Nearly two weeks later, my taste buds are still processing the New York Wine & Food Festival's Grand Tasting event, a rambunctious and nearly overwhelming tornado of food tasting and celebrity chef sightings. After methodically making the rounds to each of the up-and-coming restaurant's tables - stuffed to the gills and eager to take a break from the Tasting - I took a seat for the live chef demonstrations, watching cooking demonstrations by Alton Brown, Michael Symon and Morimoto - as well as an interview with Anthony Bourdain.
On such a gluttonous, indulgent occasion (the proceeds of which, ironically, go to support the Food Bank for NYC and Share Our Strength) I was hardly expecting the crowd - or the celebrity chefs - to be talking about health and nutrition. Yet the topic seemed the leitmotif of the culinary demonstrations. The crowd asked questions about salt, fats and chefs' personal health regimes. Michael Symon, a notorious pork (and pork fat) aficionado, voiced his healthful aversion to processed food: "I don't eat anything from a box, bag or can...other than canned beans and tomatoes". But the most outspoken, unexpected (and almost unintentional) health advocate was the self-professed, post-"bad boy" Anthony Bourdain.
If you like Anthony Bourdain, it's probably because you can count on him to be honest to a fault (and at the most inappropriate times). He's has gotten quite a lot of flack these days, most notably for his comment regarding Paula Deen. And since his network has been taken over by Scripps Networks Interactive, he's found himself in a bit of a tough spot. But at the NYCWFF, ironically, his "I don't give a fuck" attitude served to highlight something more meaningful than his media-inflicted "bad boy" persona. Because when it comes to obesity and the new obsession with watching food TV...well, Tony does "give a fuck".
In the full mastery of the Bourdain style, Tony told us what we already know, but had perhaps not yet considered:
- Diabetes and obesity are not funny; if it "takes 10 minutes for you to get out of your car" he doesn't think that's a laughing matter.
- The obsession with Food TV is a relatively new thing. And TV Chefs should be compared -not to professional chefs in restaurant kitchens - but to Julia Child.

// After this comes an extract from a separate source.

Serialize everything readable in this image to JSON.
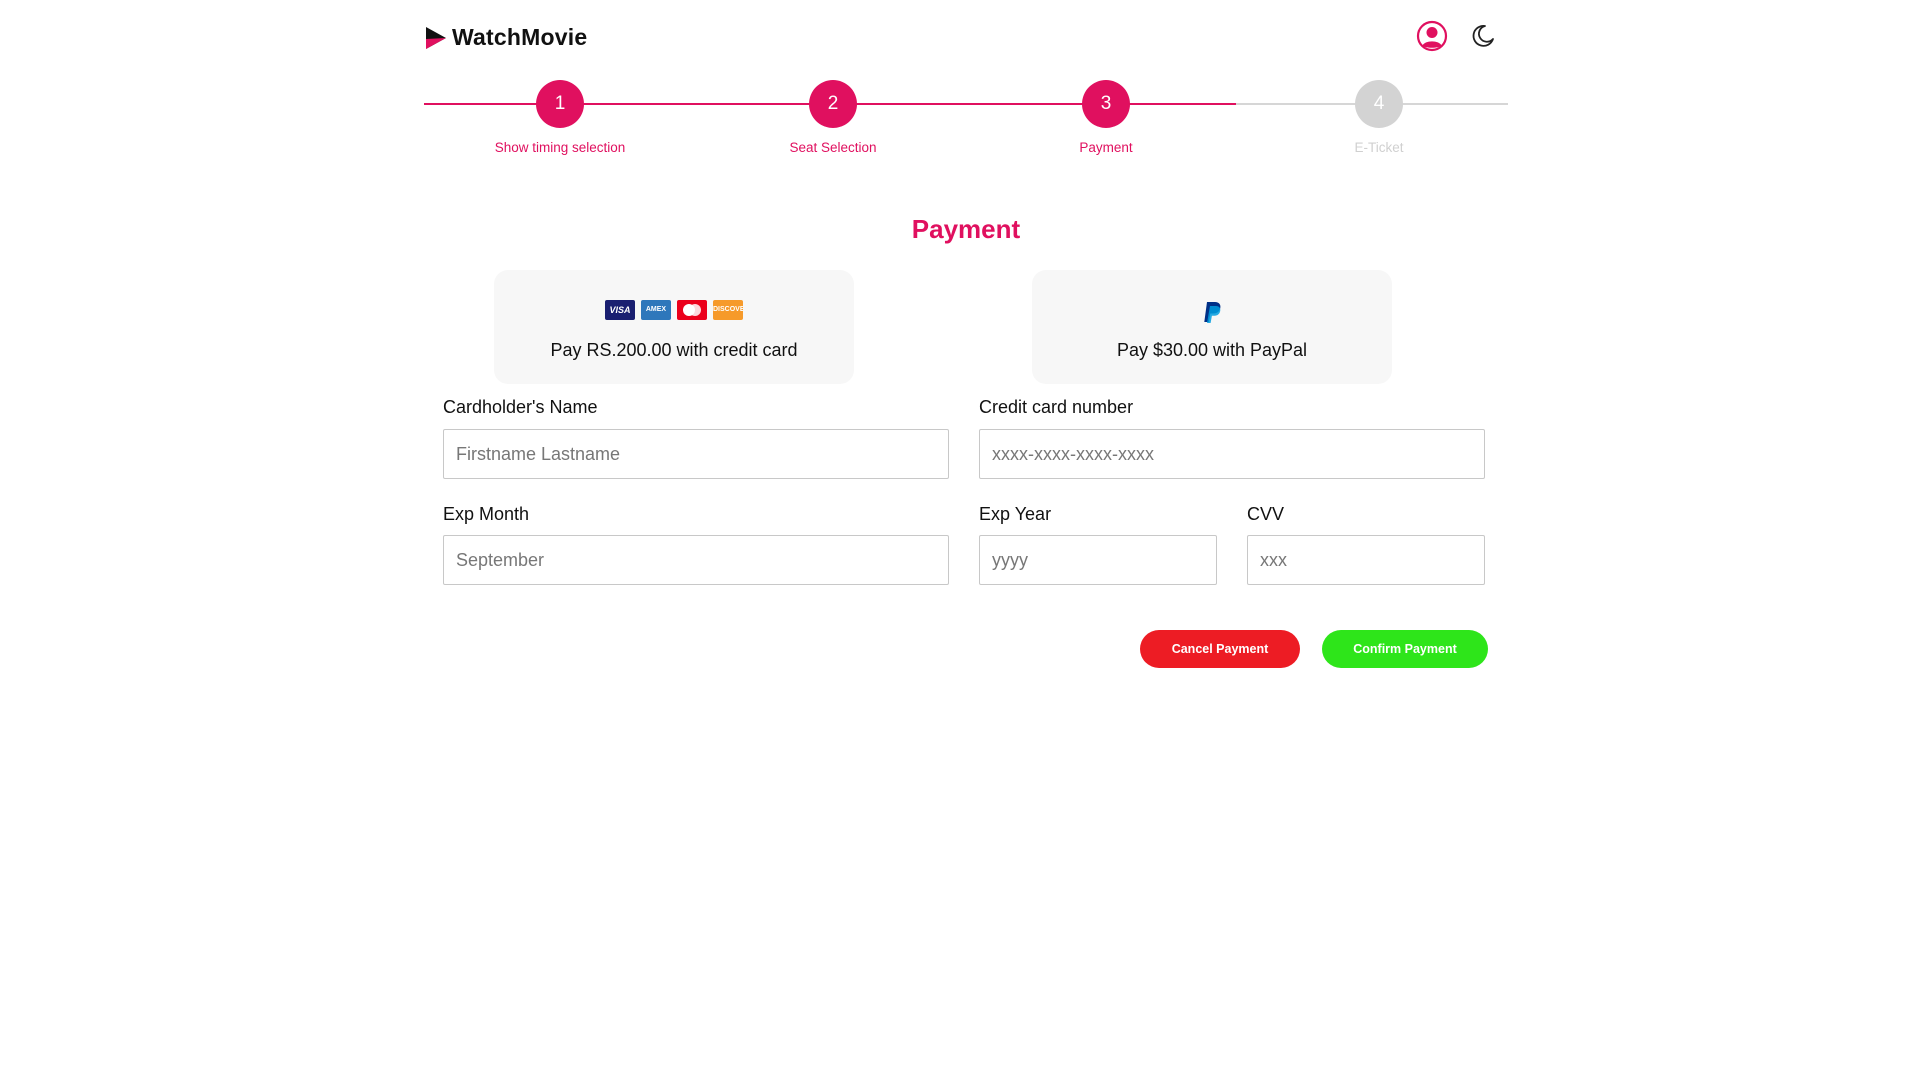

She encouraged people to get smarter and better, not to feel complacent about themselves (or glorify excessive use of butter, deep frying, etc. in the middle of an obesity epidemic)
- As a former restaurant chef, he feels strongly about certain things, like "how to cook a steak" and whether or not we should be able to "order a hamburger medium rare". And he's disappointed by the decisions of those [TV Chefs] who say it's "OK to buy a pre-chopped onion".
And Bourdain's straight-talkin' rolled right on through other topics, like fatherhood, food writing and the relationship between food and culture.
- His daughter is never going to see him doing jello shots out of the a stripper's belly button. "Daddy doesn't do that", it's just not going to happen.
- If you're writing about food, there's only so many adjectives you can use before you are creatively exhausted. And by eating in a lot of restaurants, your perspective on a "good meal" changes dramatically. No great food writer was ever a snob. What the NYTimes does, rotating people out after 2-3 years is smart, because once you lose your sense of "awe and wonder" you're past your food-writing prime.
- On food in second and third-world countries: "Food is important, food tells a story...about what they are eating, but also what they are not eating". It is amazing what people do "with nothing"; taking what little you have, paying attention, and putting in the time to make it delicious, "that is cooking."
- He spends a lot of time in Middle America. Rather than sneering down on people in our own country who we don't agree with, why not treat them with the same cultural interest that we give other countries? "Empathy is a good thing...Understanding your enemy is a strategically wise thing to do".
Essentially, it all came down to one central message. In the middle of a crowd of food worshipers (who had basically just engaged in a hedonistic food ritual), Bourdain was reminding us that food matters. What we eat and why we eat it matters. And not only does it matter, but it tells a story about who we are and the culture we live in.
I don't think I have to say the obvious: I have the utmost respect for Anthony Bourdain and the practical, cultural lens through which he views food. I'm sure he'd reject the word "activism" or the term "raising awareness", because frankly, he "doesn't give a fuck" and he's just trying to ride out the crazy adventure of his fame for as long as he can.
But no matter where it came from, thank you Tony - for giving enough of a fuck, if only by accident...maybe.